Supreme Court Overturns NLRB Standard On Supervisory Status
The U.S. Supreme Court has just overturned a key element of the standard long applied by the National Labor Relations Board (“NLRB”) in determining whether an employee is a supervisor. The Court ruled that certain registered nurses were supervisors where they directed the work of other employees through the exercise of “ordinary professional or technical judgment.” NLRB v. Kentucky River Community Care, Inc., No. 99-1815 (May 29, 2001).
The National Labor Relations Act (“NLRA”), which protects the right of employees to engage in collective bargaining and other union-related activity, expressly excludes “supervisors” from the definition of “employees” and thereby from the protections of the statute. The NLRA defines supervisor as an individual who has the authority, in the interest of the employer “to hire, transfer, suspend, lay off, recall, promote, discharge, assign, reward, or discipline other employees, or responsibly to direct them” provided that the exercise of such authority “is not of a merely routine or clerical nature, but requires the use of independent judgment.” In interpreting the supervisor exclusion, the NLRB has long held that where an individual directs other employees using “ordinary professional or technical judgment,” such direction does not constitute “responsible direction” so as to make the individual a supervisor. The NLRB reasoned that such direction arises out of the individual’s expertise and experience rather than his or her exercise of true management prerogatives.
In the Kentucky River case, the NLRB applied these standards and rejected the contention of the employer, an operator of a health care facility, that its nurses were supervisors who should be excluded from a facility-wide bargaining unit a union sought. The Supreme Court overruled the NLRB’s decision, finding that the NLRB’s standard for determining supervisory status is inconsistent with the terms of the NLRA. The statute itself, the Court noted, sets forth only three elements in the definition of supervisors: (1) they hold the authority to perform any of the enumerated personnel actions; (2) their exercise of this authority is not merely routine but requires independent judgment; and (3) they act “in the interest of the employer.” The NLRB exceeded its authority, the Court found, by adding an additional element which is not found in the statute — a requirement that the individual exercise more than “ordinary professional or technical judgment” in directing other employees in order to be considered a supervisor.

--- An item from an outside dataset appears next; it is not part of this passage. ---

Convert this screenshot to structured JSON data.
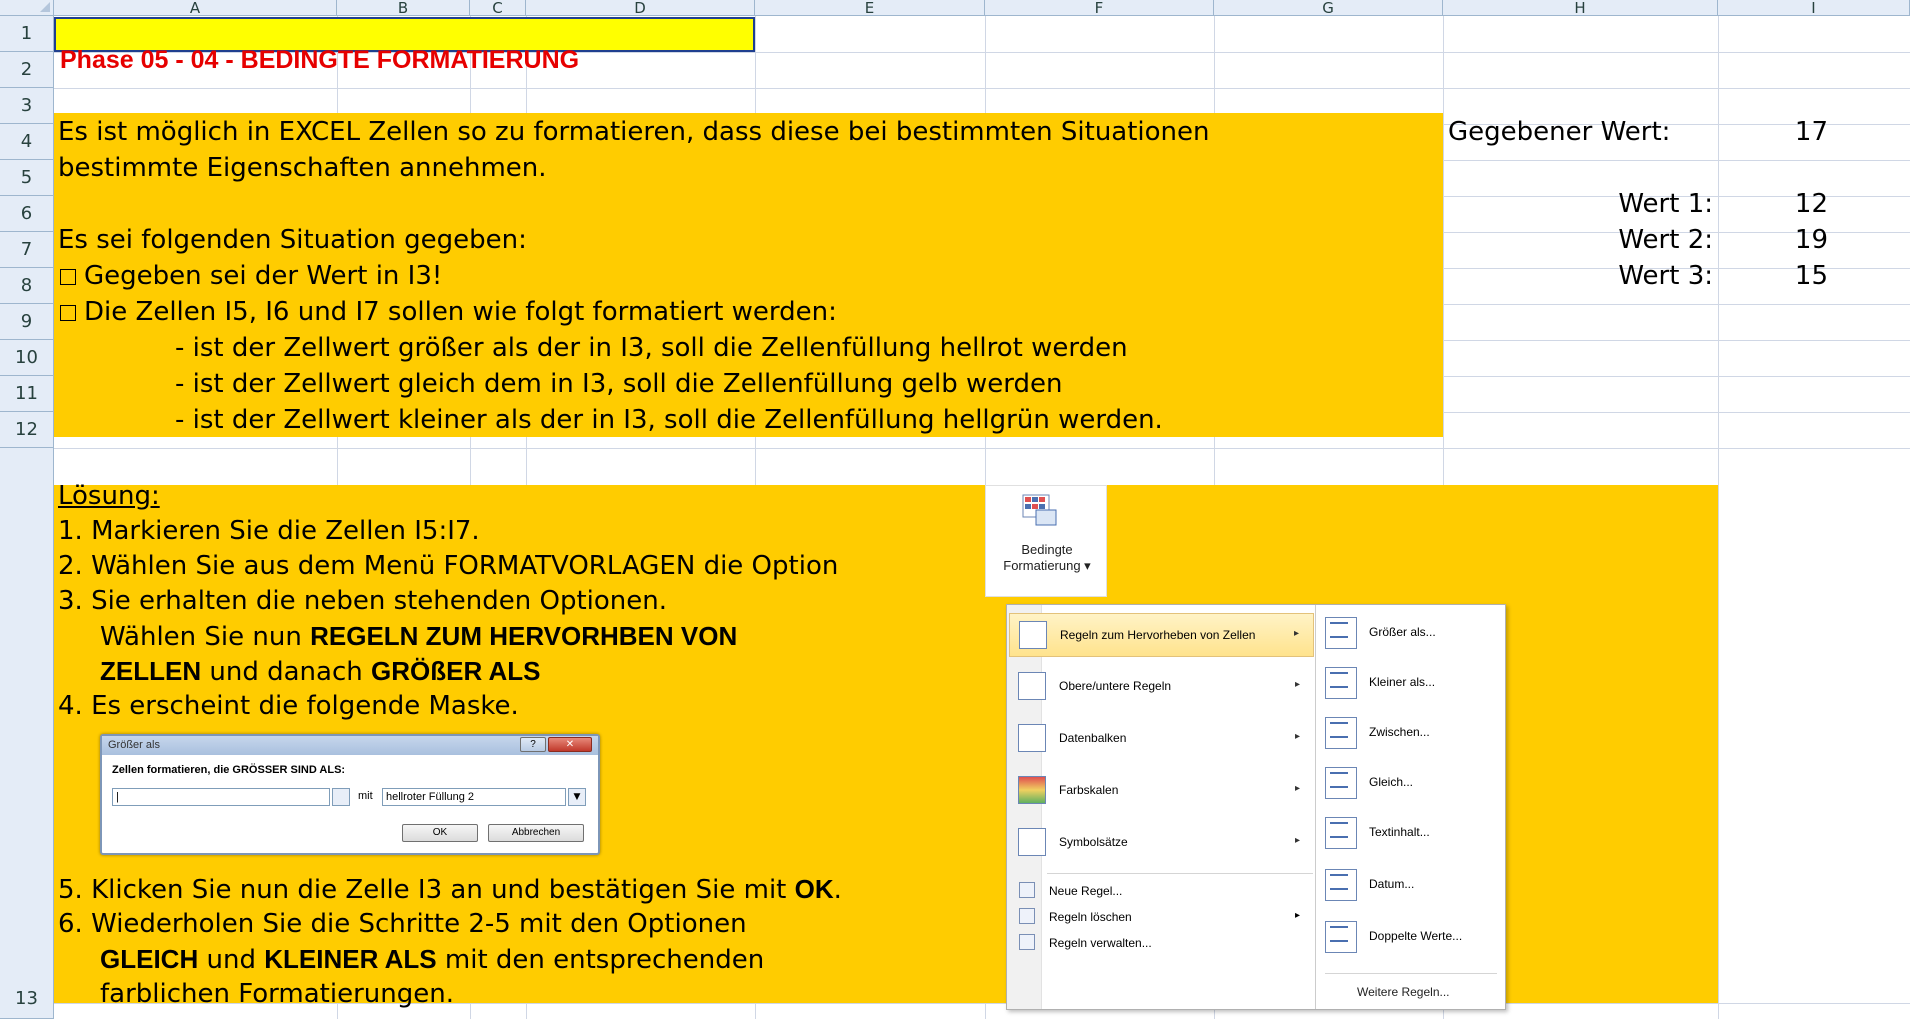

The primary effect of the Kentucky River decision will be to make it easier for employers to establish that individuals are statutory supervisors and therefore ineligible to unionize. However, the expansion of the definition of supervisors also carries pitfalls for employers. Since employers are generally responsible for the conduct of all of their supervisors, employers involved in union organizing campaigns may be found to have committed unfair labor practices by virtue of the actions of individuals who the employer did not realize were supervisors and who would not have been considered supervisors under prior law. It is in the interest of all employers, even before the onset of union activity, to periodically review their operations and determine clearly which employees qualify as supervisors in light of the change in the applicable standard arising from the Kentucky River decision.